_TASK TO CARRY OUT_.
Please count the lines of the data that contain "status" and state only the total.

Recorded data
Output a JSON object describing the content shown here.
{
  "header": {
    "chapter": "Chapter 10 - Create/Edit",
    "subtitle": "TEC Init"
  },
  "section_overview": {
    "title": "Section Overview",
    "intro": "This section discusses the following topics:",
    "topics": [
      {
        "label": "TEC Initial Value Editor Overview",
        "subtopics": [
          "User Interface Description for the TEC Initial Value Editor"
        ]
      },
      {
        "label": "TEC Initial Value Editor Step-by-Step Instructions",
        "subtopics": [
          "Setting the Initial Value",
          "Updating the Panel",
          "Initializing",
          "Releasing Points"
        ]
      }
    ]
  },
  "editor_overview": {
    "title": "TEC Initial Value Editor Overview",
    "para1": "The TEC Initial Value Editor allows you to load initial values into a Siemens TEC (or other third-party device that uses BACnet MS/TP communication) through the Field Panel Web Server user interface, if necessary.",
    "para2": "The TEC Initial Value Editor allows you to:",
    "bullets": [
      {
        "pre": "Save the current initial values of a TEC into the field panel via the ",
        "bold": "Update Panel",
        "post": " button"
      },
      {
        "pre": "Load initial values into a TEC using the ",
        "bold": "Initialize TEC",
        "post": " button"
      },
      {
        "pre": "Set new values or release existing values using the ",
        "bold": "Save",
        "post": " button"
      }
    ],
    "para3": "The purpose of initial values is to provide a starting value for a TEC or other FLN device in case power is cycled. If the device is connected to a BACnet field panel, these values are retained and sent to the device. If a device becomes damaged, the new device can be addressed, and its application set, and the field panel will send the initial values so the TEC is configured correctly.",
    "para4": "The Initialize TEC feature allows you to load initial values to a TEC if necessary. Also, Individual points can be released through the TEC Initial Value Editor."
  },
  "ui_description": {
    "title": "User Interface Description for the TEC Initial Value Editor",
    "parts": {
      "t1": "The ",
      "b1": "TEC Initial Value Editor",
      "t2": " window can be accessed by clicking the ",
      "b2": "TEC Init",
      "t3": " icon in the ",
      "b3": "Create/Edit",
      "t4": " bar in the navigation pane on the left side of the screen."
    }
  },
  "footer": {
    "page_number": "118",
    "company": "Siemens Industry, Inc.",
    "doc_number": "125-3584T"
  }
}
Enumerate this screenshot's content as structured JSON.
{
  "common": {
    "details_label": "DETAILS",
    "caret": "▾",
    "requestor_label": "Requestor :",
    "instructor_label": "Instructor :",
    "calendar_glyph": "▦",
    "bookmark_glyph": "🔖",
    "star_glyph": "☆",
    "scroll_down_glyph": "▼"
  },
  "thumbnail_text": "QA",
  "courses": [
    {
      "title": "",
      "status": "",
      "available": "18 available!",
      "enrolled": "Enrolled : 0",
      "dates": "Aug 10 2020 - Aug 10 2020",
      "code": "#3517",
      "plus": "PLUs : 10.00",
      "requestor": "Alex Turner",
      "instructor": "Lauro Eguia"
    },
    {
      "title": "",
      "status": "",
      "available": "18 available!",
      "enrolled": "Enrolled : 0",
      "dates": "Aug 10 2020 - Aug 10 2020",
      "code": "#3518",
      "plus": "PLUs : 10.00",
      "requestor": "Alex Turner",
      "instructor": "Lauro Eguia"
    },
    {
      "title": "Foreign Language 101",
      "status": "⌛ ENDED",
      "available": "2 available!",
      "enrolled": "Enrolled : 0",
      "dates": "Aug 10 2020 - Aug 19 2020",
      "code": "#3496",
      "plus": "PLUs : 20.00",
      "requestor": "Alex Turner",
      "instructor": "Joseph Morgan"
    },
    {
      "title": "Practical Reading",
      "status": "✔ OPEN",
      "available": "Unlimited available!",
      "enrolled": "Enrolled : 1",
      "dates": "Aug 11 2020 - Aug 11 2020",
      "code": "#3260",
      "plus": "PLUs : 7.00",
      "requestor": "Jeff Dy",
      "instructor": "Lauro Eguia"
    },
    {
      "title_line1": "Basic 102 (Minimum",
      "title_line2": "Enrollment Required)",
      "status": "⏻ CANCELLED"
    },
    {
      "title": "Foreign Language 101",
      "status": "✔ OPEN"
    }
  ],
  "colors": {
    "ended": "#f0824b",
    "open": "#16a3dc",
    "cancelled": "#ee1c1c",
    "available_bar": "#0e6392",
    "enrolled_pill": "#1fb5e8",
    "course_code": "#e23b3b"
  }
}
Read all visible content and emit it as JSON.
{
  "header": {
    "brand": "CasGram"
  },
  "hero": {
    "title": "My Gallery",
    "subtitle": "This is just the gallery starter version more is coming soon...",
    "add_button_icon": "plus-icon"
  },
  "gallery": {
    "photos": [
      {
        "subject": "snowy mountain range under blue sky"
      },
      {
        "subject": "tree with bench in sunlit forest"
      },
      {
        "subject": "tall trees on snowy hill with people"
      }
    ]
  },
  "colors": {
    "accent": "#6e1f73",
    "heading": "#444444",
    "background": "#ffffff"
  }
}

_RESPONSE TO THE TASK_.
6